* Your goal
Go through the entries one line at a time, and gather every line that has the word "freq".

Excerpts from an interface dataset
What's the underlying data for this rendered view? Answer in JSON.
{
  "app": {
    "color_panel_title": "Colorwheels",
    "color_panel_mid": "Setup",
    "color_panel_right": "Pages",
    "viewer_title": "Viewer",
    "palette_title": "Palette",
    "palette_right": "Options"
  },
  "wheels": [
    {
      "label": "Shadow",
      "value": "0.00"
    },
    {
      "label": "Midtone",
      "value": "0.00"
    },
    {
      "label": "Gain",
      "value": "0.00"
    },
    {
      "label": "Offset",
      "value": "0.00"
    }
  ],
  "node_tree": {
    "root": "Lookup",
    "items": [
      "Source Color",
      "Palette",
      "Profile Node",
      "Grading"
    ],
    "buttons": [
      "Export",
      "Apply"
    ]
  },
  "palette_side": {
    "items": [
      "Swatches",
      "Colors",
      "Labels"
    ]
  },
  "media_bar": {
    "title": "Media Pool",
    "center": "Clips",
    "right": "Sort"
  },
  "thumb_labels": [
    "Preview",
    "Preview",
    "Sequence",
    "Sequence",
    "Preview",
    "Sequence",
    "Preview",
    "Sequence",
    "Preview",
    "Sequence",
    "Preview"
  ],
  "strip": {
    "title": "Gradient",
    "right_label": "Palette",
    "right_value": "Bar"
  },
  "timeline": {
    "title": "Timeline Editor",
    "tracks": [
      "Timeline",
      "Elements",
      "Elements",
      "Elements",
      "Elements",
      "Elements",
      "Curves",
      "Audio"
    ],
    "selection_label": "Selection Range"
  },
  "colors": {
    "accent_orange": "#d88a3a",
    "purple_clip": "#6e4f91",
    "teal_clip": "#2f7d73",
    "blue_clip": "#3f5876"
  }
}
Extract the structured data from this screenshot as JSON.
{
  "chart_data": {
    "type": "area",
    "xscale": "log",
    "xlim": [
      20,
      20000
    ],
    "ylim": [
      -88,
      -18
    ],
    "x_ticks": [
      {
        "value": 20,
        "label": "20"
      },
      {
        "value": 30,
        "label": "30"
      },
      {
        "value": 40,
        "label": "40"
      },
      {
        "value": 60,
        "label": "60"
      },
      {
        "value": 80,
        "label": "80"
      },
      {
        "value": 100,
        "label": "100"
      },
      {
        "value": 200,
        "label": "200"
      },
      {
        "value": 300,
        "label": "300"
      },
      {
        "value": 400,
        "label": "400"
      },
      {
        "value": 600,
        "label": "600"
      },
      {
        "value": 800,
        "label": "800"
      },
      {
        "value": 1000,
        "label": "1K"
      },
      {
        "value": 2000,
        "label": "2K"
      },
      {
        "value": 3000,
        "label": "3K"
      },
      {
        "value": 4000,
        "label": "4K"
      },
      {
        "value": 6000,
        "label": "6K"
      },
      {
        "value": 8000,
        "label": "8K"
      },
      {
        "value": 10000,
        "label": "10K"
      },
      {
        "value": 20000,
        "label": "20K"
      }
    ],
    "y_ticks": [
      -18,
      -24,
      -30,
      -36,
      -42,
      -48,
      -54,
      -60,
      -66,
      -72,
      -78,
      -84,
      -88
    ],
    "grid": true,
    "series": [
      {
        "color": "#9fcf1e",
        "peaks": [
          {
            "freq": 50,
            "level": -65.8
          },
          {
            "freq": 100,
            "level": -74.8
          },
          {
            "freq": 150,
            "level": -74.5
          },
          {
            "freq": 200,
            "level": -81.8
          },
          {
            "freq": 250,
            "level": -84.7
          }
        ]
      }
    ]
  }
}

* Task output
            "freq": 50,
            "freq": 100,
            "freq": 150,
            "freq": 200,
            "freq": 250,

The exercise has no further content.